Britain's hostile environment
Whilst we need to recognise the specificity of the current moment, we can't ignore Britain's exclusionary and hostile past, especially with regards to policy and rhetoric. It isn't immigration that it the issue, but anti-immigration politics.
Climate breakdown is going to require a change to immigration policy. With existing refugee conventions not covering those displaced from their homes because of climate change, how can we make sure that people are protected?
The UK government proudly calls the aim of its immigration policy to be the creation of a “hostile environment,” while refugees drown in the Mediterranean and Britain votes to leave the EU against claims that “swarms”of migrants are entering Britain. Meanwhile, study after study confirms that immigration is not damaging the UK’s economy, nor putting a strain on public services, but immigration is blamed for all of Britain’s ills.

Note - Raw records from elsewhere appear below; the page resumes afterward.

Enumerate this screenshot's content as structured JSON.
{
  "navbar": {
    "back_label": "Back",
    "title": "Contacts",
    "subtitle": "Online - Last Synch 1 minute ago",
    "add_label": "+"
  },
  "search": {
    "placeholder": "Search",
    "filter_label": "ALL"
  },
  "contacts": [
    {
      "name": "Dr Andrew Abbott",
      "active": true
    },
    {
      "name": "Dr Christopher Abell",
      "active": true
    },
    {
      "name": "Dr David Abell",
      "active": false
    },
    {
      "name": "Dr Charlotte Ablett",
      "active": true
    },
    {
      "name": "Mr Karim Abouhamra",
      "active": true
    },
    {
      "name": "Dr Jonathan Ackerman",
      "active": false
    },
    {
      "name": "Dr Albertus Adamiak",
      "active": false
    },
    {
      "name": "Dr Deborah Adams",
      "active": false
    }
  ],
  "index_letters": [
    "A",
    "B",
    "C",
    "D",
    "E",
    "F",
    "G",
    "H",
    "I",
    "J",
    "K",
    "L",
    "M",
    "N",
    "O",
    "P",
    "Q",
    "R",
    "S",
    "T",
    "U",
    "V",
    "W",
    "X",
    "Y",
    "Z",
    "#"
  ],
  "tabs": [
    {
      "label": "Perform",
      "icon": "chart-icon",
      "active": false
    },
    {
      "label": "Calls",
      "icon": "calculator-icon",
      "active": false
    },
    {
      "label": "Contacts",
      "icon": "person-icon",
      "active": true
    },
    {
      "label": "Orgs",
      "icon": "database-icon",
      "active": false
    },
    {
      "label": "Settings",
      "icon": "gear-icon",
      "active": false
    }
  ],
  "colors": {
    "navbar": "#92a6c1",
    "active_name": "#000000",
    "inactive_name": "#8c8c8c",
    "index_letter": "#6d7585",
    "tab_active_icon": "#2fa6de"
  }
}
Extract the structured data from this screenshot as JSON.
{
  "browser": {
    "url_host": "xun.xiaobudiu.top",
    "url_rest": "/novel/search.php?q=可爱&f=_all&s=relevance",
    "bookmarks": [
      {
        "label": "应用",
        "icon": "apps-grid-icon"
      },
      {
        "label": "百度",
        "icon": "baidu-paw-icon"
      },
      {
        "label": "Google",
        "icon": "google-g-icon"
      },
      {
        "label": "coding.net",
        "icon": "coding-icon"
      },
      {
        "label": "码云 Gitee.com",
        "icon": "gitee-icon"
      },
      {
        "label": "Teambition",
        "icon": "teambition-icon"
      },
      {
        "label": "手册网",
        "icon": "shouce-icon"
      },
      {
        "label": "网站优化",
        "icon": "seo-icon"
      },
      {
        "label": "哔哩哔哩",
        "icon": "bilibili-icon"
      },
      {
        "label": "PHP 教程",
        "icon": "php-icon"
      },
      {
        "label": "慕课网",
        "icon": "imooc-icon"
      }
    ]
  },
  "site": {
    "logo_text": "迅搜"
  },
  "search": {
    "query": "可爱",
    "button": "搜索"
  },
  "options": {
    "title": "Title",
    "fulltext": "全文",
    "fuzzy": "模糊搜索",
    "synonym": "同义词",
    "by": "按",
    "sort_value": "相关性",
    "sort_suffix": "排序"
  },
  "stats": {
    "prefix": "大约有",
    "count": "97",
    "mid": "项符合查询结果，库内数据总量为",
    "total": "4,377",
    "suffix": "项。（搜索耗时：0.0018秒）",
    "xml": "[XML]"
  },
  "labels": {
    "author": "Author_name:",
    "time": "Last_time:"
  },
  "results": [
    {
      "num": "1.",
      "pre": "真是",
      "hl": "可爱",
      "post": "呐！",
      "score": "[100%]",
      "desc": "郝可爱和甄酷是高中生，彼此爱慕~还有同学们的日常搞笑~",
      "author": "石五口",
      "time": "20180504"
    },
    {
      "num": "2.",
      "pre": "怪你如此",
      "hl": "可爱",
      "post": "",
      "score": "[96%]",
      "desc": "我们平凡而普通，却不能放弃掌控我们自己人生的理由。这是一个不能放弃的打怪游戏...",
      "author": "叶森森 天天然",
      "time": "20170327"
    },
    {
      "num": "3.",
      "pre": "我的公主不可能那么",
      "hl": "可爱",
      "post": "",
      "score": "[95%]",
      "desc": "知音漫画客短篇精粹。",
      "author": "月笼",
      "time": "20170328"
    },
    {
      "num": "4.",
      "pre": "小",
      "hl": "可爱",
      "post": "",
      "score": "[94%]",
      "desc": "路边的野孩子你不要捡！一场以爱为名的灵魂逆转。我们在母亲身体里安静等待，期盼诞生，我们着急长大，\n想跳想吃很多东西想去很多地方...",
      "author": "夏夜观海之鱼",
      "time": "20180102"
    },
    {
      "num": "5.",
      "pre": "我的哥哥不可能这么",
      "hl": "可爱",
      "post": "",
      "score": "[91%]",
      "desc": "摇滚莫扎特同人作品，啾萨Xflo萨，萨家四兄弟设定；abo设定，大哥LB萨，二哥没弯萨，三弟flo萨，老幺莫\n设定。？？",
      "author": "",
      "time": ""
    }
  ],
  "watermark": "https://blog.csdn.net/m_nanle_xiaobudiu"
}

Yet concerns about immigration are deemed “legitimate” across the political spectrum, with few exceptions. How did we get here?
Maya Goodfellow offers a compelling answer. Through interviews with leading policy-makers, asylum seekers, and immigration lawyers, Goodfellow illuminates the dark underbelly of contemporary immigration policies. A nuanced analysis of the UK’s immigration policy from the 1960s onwards, Hostile Environment links immigration policy and the rhetoric of both Labour and Tory governments to the UK’s colonial past and its imperialist present. Goodfellow shows that distinct forms of racism and dehumanisation directly resulted from immigration policy, and reminds us of the human cost of concessions to anti-immigration politics.